    Outcome, of my learning to play the piano and listening to classical music, well my seizures have gone from one per month to one every 1.5 months. This year i’ve had only 5 seizures and it’s already the 8th month. But i think that is part of the medicine, gabapentin that is doing it. Lamotrigine the drug i took before gabapentin also did the same thing, so it might be more drug related then to music. But over all i love beautiful music and for me that new frontier, classical music, i’m finding endless new songs that i’ve never heard that are really beautifull. I found on some songs, the first time one hears them, it’s like ok, it didn’t do anything for me, but then after the second or 3rd time, it sounds more and more beautiful.

    Learning is the one thing that can keep a person from not being bored and learning the piano for me has been great fun.


    Comment by Zolt — August 18, 2014 @ 3:22 PM

  2. Learning is what keeps the mind active for sure. Which means memory and a whole lot more.

    I’m not so sure it’s the drugs. It’s more a matter of being pro-active and training your brain to a new challenge, as you say.

    One research study found that when people are treated with music therapy as well as conventional anti-seizure meds, as many as eighty percent of seizures were reduced by seventy five percent!

    And here’s a wonderful factoid: when the brain is subjected to music that is highly structured, such as Mozart’s Sonata for Two Piano’s, the brain process is actually aided. In fact, research has suggested that Mozart’s K448 piano concerto can actually reduce the number of seizures!

    Interestly, music played at a moderate or moderately fast tempo, without too many abrupt changes in dynamics (loud and soft) can aid in normalizing EEGs. That’s because it helps us to relax and ease tension, equalizing the brain waves. (Look for Concertos, Sonatas and Symphonies.)

    Relaxing music such as Mozart, Baroque and Classical, can help to steady your conscious awareness and increase your mental organization.

    NOTE: For best results, do not listen or play music for more than three hours at one time. If you find that you’ve had more than three hours of music, turn it off and take a break.

    The brain responds to variety and too much of any one stimulus produces a kind of fatigue and even irritation.

    In the interim, celebrate your new-found talent.

    Congratulations Zolt. I’m so proud and impressed.


    Comment by Phylis Feiner Johnson — August 19, 2014 @ 8:28 PM

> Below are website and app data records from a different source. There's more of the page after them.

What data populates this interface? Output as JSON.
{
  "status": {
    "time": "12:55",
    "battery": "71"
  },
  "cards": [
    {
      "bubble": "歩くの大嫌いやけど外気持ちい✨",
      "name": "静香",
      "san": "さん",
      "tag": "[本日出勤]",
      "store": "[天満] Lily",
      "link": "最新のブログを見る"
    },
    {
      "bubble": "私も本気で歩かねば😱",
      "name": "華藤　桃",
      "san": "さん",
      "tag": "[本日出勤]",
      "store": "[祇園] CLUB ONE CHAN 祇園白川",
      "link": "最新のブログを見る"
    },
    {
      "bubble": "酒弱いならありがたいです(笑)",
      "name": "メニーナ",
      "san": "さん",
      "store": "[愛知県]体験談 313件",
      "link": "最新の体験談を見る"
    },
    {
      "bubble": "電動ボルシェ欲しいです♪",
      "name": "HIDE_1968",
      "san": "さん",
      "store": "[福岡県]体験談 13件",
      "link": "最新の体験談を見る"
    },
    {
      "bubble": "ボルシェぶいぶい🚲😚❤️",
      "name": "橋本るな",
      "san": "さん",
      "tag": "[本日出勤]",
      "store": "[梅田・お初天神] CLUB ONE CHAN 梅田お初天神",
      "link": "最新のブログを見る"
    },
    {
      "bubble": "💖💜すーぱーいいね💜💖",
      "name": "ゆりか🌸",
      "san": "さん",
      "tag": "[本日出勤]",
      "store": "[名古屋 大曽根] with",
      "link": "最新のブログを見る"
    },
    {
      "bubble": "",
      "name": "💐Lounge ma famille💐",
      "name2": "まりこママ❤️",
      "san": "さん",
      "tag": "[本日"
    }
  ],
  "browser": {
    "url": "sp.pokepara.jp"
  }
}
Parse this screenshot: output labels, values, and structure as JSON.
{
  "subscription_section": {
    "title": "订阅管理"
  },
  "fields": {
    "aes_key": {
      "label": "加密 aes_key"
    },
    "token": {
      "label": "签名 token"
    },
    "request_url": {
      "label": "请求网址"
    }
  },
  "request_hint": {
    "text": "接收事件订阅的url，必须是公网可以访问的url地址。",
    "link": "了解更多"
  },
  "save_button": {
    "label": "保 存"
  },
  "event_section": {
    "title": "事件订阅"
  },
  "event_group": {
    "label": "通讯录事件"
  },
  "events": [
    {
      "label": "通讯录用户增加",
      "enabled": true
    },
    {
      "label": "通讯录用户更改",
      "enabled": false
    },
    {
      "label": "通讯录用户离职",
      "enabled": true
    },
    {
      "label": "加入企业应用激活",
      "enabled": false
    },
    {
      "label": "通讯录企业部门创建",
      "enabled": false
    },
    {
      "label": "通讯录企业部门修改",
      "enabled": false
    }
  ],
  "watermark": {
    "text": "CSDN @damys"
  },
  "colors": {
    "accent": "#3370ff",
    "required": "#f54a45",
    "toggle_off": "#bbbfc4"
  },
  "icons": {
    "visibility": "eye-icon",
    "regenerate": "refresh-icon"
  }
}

  3. My question: can the music be absorbed while sleeping? e.g. by the use of headphones.


    Comment by dave sanchez — November 2, 2017 @ 7:26 PM

    • “Studies have shown that listening to music while trying to fall asleep could be used as an alternative treatment for those who may suffer from PTSD and insomnia.

      Another study showed that classical music improved the quality of sleep in those who suffered from various sleep problems.

      On the flip side, some researchers suggest that falling asleep to music has been known to cause an increase in heart rate resulting in wakefulness.

      In the end, it just depends on the person listening to it and whether they are use to those sounds or not.



      Comment by Phylis Feiner Johnson — November 2, 2017 @ 7:35 PM

Leave a Reply

Fill in your details below or click an icon to log in:

WordPress.com Logo

You are commenting using your WordPress.com account. Log Out /  Change )

Twitter picture

You are commenting using your Twitter account. Log Out /  Change )

Facebook photo

You are commenting using your Facebook account. Log Out /  Change )

Connecting to %s

This site uses Akismet to reduce spam. Learn how your comment data is processed.

    About the author

    Phylis Feiner Johnson

    Phylis Feiner Johnson

    I've been a professional copywriter for over 35 years. I also had epilepsy for decades. My mission is advocacy; to increase education, awareness and funding for epilepsy research. Together, we can make a huge difference. If not changing the world, at least helping each other, with wisdom, compassion and sharing.

    View Full Profile →

    Enter your email address to follow this blog and receive free notifications of new posts by email.

    Join 3,251 other subscribers
    Follow Epilepsy Talk on WordPress.com
%d bloggers like this: